**Work request**
Those lines of the following listing which contain the string "wordpress" should be returned.

---- Entries provided

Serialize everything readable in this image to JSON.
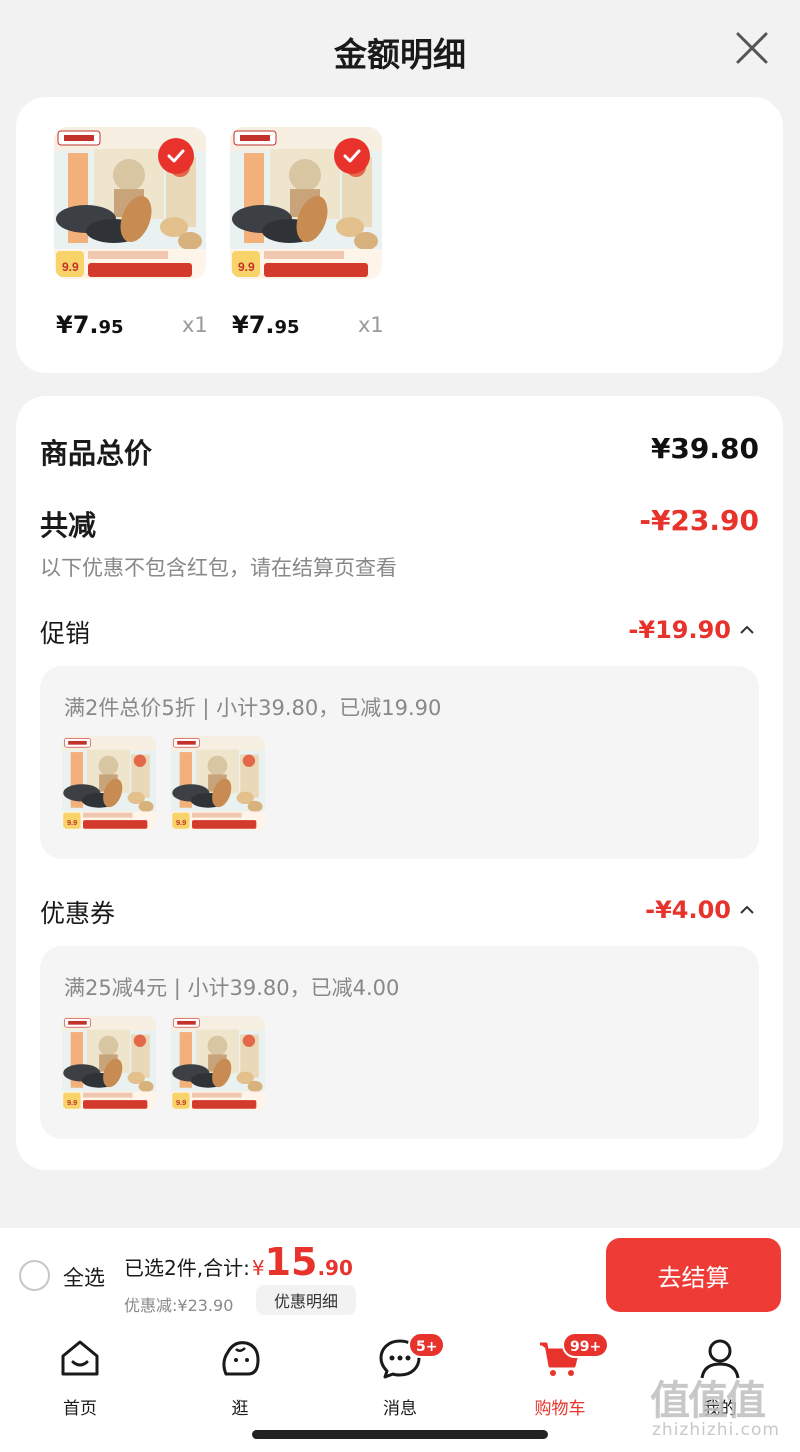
{
  "header": {
    "title": "金额明细"
  },
  "products": [
    {
      "price_main": "¥7.",
      "price_cents": "95",
      "qty": "x1"
    },
    {
      "price_main": "¥7.",
      "price_cents": "95",
      "qty": "x1"
    }
  ],
  "summary": {
    "total_label": "商品总价",
    "total_value": "¥39.80",
    "reduce_label": "共减",
    "reduce_value": "-¥23.90",
    "note": "以下优惠不包含红包，请在结算页查看"
  },
  "promotion": {
    "label": "促销",
    "value": "-¥19.90",
    "desc": "满2件总价5折 | 小计39.80，已减19.90"
  },
  "coupon": {
    "label": "优惠券",
    "value": "-¥4.00",
    "desc": "满25减4元 | 小计39.80，已减4.00"
  },
  "checkout": {
    "select_all": "全选",
    "selected_text": "已选2件,合计:",
    "currency": "¥",
    "total_big": "15",
    "total_cents": ".90",
    "discount": "优惠减:¥23.90",
    "detail_button": "优惠明细",
    "pay_button": "去结算"
  },
  "tabbar": [
    {
      "label": "首页",
      "icon": "home-icon"
    },
    {
      "label": "逛",
      "icon": "browse-icon"
    },
    {
      "label": "消息",
      "icon": "message-icon",
      "badge": "5+"
    },
    {
      "label": "购物车",
      "icon": "cart-icon",
      "badge": "99+",
      "active": true
    },
    {
      "label": "我的",
      "icon": "profile-icon"
    }
  ],
  "watermark": {
    "main": "值值值",
    "sub": "zhizhizhi.com"
  },
  "colors": {
    "accent": "#e8332d",
    "pay": "#ef3b35"
  }
}
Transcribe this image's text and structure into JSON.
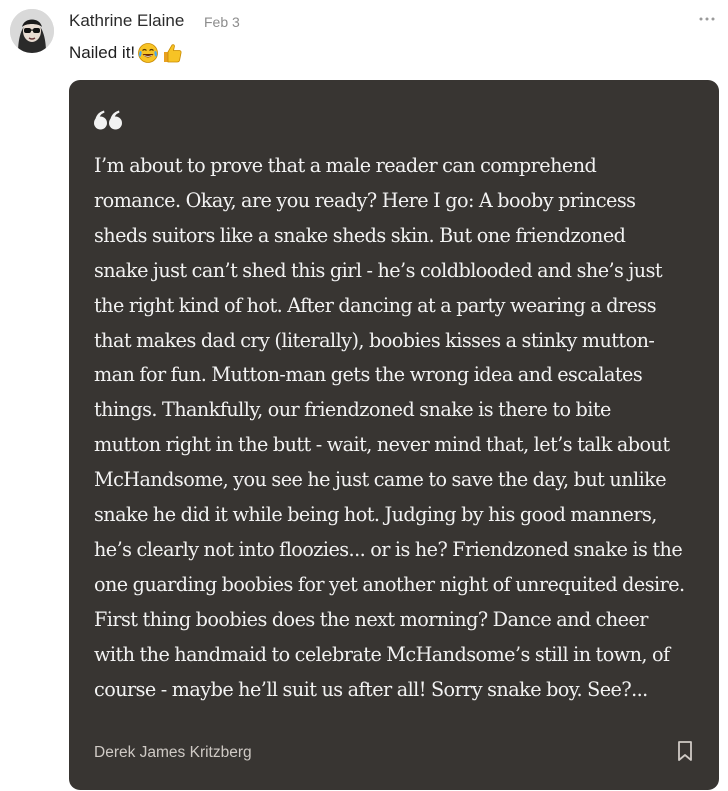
{
  "comment": {
    "author": "Kathrine Elaine",
    "date": "Feb 3",
    "text": "Nailed it!",
    "emojis": [
      "face-with-tears-of-joy",
      "thumbs-up"
    ],
    "avatar_icon": "profile-photo-sunglasses"
  },
  "quote": {
    "icon": "quote-mark-icon",
    "text": "I’m about to prove that a male reader can comprehend\nromance. Okay, are you ready? Here I go: A booby princess\nsheds suitors like a snake sheds skin. But one friendzoned\nsnake just can’t shed this girl - he’s coldblooded and she’s just\nthe right kind of hot. After dancing at a party wearing a dress\nthat makes dad cry (literally), boobies kisses a stinky mutton-\nman for fun. Mutton-man gets the wrong idea and escalates\nthings. Thankfully, our friendzoned snake is there to bite\nmutton right in the butt - wait, never mind that, let’s talk about\nMcHandsome, you see he just came to save the day, but unlike\nsnake he did it while being hot. Judging by his good manners,\nhe’s clearly not into floozies... or is he? Friendzoned snake is the\none guarding boobies for yet another night of unrequited desire.\nFirst thing boobies does the next morning? Dance and cheer\nwith the handmaid to celebrate McHandsome’s still in town, of\ncourse - maybe he’ll suit us after all! Sorry snake boy. See?...",
    "attribution": "Derek James Kritzberg"
  },
  "colors": {
    "card_background": "#383532",
    "quote_text": "#f2f2f2",
    "attribution_text": "#cfcac5",
    "author_text": "#2b2b2b",
    "date_text": "#8c8c8c"
  }
}
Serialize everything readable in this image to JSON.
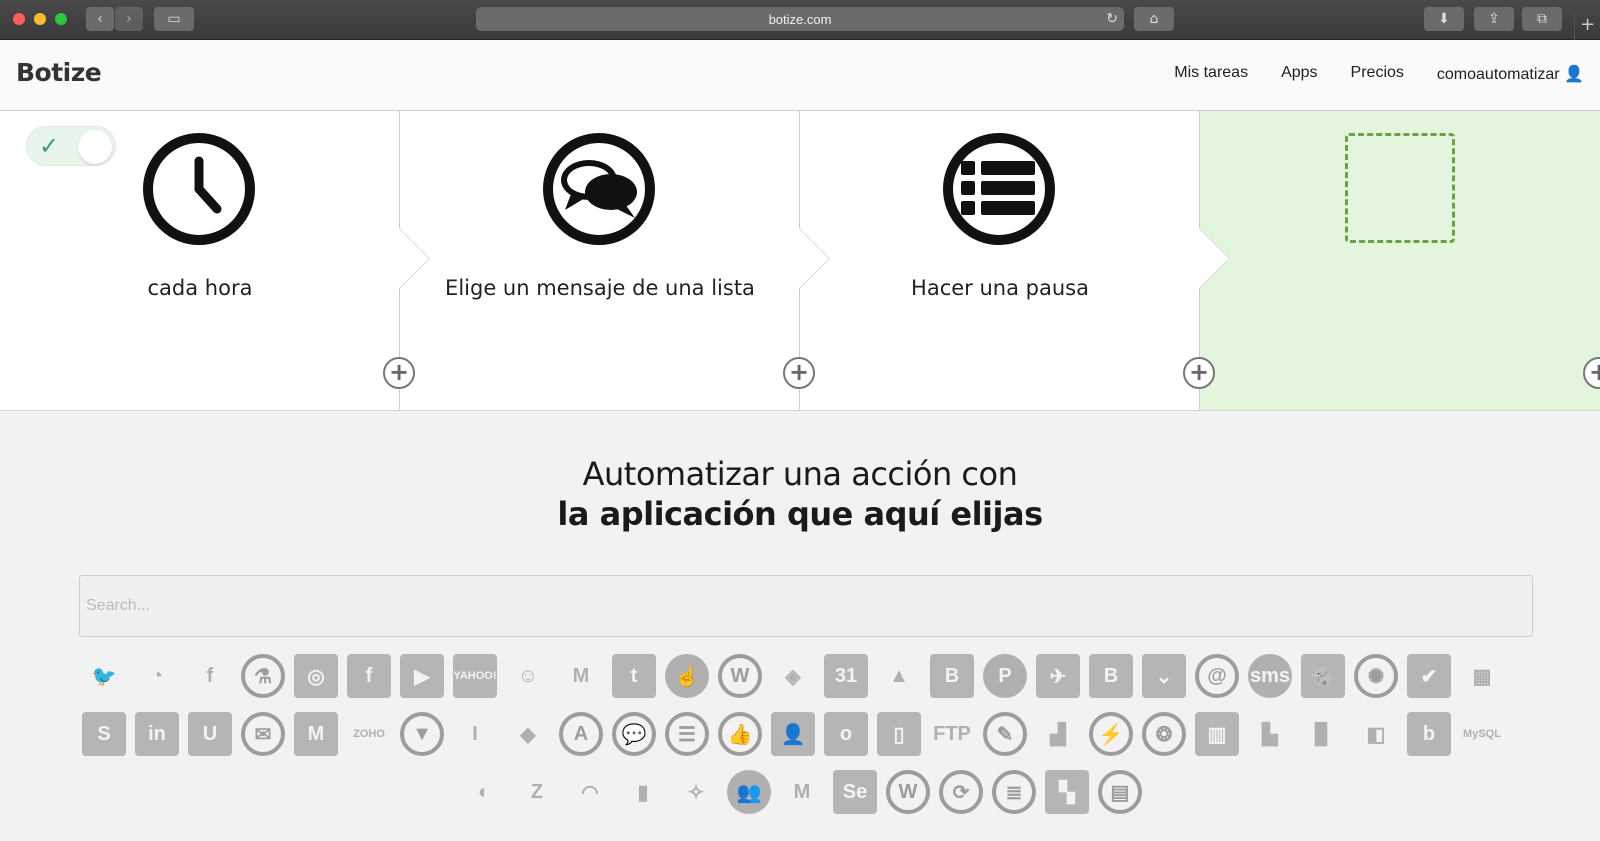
{
  "browser": {
    "url": "botize.com"
  },
  "header": {
    "brand": "Botize",
    "nav": [
      "Mis tareas",
      "Apps",
      "Precios",
      "comoautomatizar"
    ]
  },
  "workflow": {
    "steps": [
      {
        "label": "cada hora",
        "icon": "clock-icon"
      },
      {
        "label": "Elige un mensaje de una lista",
        "icon": "chat-bubbles-icon"
      },
      {
        "label": "Hacer una pausa",
        "icon": "list-icon"
      }
    ],
    "toggle_on": true
  },
  "panel": {
    "headline_line1": "Automatizar una acción con",
    "headline_line2": "la aplicación que aquí elijas",
    "search_placeholder": "Search..."
  },
  "apps": {
    "row1": [
      {
        "name": "twitter",
        "glyph": "🐦",
        "style": "plain"
      },
      {
        "name": "rss",
        "glyph": "◔",
        "style": "plain"
      },
      {
        "name": "facebook-comments",
        "glyph": "f",
        "style": "plain"
      },
      {
        "name": "lab",
        "glyph": "⚗",
        "style": "circ"
      },
      {
        "name": "instagram",
        "glyph": "◎",
        "style": "sq"
      },
      {
        "name": "facebook",
        "glyph": "f",
        "style": "sq"
      },
      {
        "name": "youtube",
        "glyph": "▶",
        "style": "sq"
      },
      {
        "name": "yahoo-weather",
        "glyph": "YAHOO!",
        "style": "sq"
      },
      {
        "name": "jenkins",
        "glyph": "☺",
        "style": "plain"
      },
      {
        "name": "gmail",
        "glyph": "M",
        "style": "plain"
      },
      {
        "name": "tumblr",
        "glyph": "t",
        "style": "sq"
      },
      {
        "name": "touch",
        "glyph": "☝",
        "style": "circfill"
      },
      {
        "name": "wordpress-xmlrpc",
        "glyph": "W",
        "style": "circ"
      },
      {
        "name": "dropbox",
        "glyph": "◈",
        "style": "plain"
      },
      {
        "name": "calendar",
        "glyph": "31",
        "style": "sq"
      },
      {
        "name": "google-drive",
        "glyph": "▲",
        "style": "plain"
      },
      {
        "name": "blogger",
        "glyph": "B",
        "style": "sq"
      },
      {
        "name": "pinterest",
        "glyph": "P",
        "style": "circfill"
      },
      {
        "name": "pushpin",
        "glyph": "✈",
        "style": "sq"
      },
      {
        "name": "botize",
        "glyph": "B",
        "style": "sq"
      },
      {
        "name": "pocket",
        "glyph": "⌄",
        "style": "sq"
      },
      {
        "name": "email-at",
        "glyph": "@",
        "style": "circ"
      },
      {
        "name": "sms",
        "glyph": "sms",
        "style": "circfill"
      },
      {
        "name": "evernote",
        "glyph": "🐘",
        "style": "sq"
      },
      {
        "name": "webhooks",
        "glyph": "✺",
        "style": "circ"
      },
      {
        "name": "todo",
        "glyph": "✔",
        "style": "sq"
      },
      {
        "name": "spreadsheet",
        "glyph": "▦",
        "style": "plain"
      }
    ],
    "row2": [
      {
        "name": "swarm",
        "glyph": "S",
        "style": "sq"
      },
      {
        "name": "linkedin",
        "glyph": "in",
        "style": "sq"
      },
      {
        "name": "magnet",
        "glyph": "U",
        "style": "sq"
      },
      {
        "name": "mail",
        "glyph": "✉",
        "style": "circ"
      },
      {
        "name": "gmail-alt",
        "glyph": "M",
        "style": "sq"
      },
      {
        "name": "zoho-projects",
        "glyph": "ZOHO",
        "style": "plain"
      },
      {
        "name": "filter",
        "glyph": "▼",
        "style": "circ"
      },
      {
        "name": "instapaper",
        "glyph": "I",
        "style": "plain"
      },
      {
        "name": "cube",
        "glyph": "◆",
        "style": "plain"
      },
      {
        "name": "typography",
        "glyph": "A",
        "style": "circ"
      },
      {
        "name": "chat",
        "glyph": "💬",
        "style": "circ"
      },
      {
        "name": "list",
        "glyph": "☰",
        "style": "circ"
      },
      {
        "name": "like",
        "glyph": "👍",
        "style": "circ"
      },
      {
        "name": "contacts",
        "glyph": "👤",
        "style": "sq"
      },
      {
        "name": "outlook",
        "glyph": "o",
        "style": "sq"
      },
      {
        "name": "document",
        "glyph": "▯",
        "style": "sq"
      },
      {
        "name": "ftp",
        "glyph": "FTP",
        "style": "plain"
      },
      {
        "name": "brush",
        "glyph": "✎",
        "style": "circ"
      },
      {
        "name": "analytics",
        "glyph": "▟",
        "style": "plain"
      },
      {
        "name": "messenger",
        "glyph": "⚡",
        "style": "circ"
      },
      {
        "name": "dots",
        "glyph": "❂",
        "style": "circ"
      },
      {
        "name": "trello",
        "glyph": "▥",
        "style": "sq"
      },
      {
        "name": "blocks",
        "glyph": "▙",
        "style": "plain"
      },
      {
        "name": "bars",
        "glyph": "▊",
        "style": "plain"
      },
      {
        "name": "aws",
        "glyph": "◧",
        "style": "plain"
      },
      {
        "name": "bing",
        "glyph": "b",
        "style": "sq"
      },
      {
        "name": "mysql",
        "glyph": "MySQL",
        "style": "plain"
      }
    ],
    "row3": [
      {
        "name": "elastic",
        "glyph": "◐",
        "style": "plain"
      },
      {
        "name": "zendesk",
        "glyph": "Z",
        "style": "plain"
      },
      {
        "name": "rainbow",
        "glyph": "◠",
        "style": "plain"
      },
      {
        "name": "pages",
        "glyph": "▮",
        "style": "plain"
      },
      {
        "name": "compass",
        "glyph": "✧",
        "style": "plain"
      },
      {
        "name": "group",
        "glyph": "👥",
        "style": "circfill"
      },
      {
        "name": "marketo",
        "glyph": "M",
        "style": "plain"
      },
      {
        "name": "selenium",
        "glyph": "Se",
        "style": "sq"
      },
      {
        "name": "wordpress",
        "glyph": "W",
        "style": "circ"
      },
      {
        "name": "sync",
        "glyph": "⟳",
        "style": "circ"
      },
      {
        "name": "doc-list",
        "glyph": "≣",
        "style": "circ"
      },
      {
        "name": "delicious",
        "glyph": "▚",
        "style": "sq"
      },
      {
        "name": "newsfeed",
        "glyph": "▤",
        "style": "circ"
      }
    ]
  }
}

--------

**Answer**
        "name": "wordpress-xmlrpc",
        "name": "wordpress",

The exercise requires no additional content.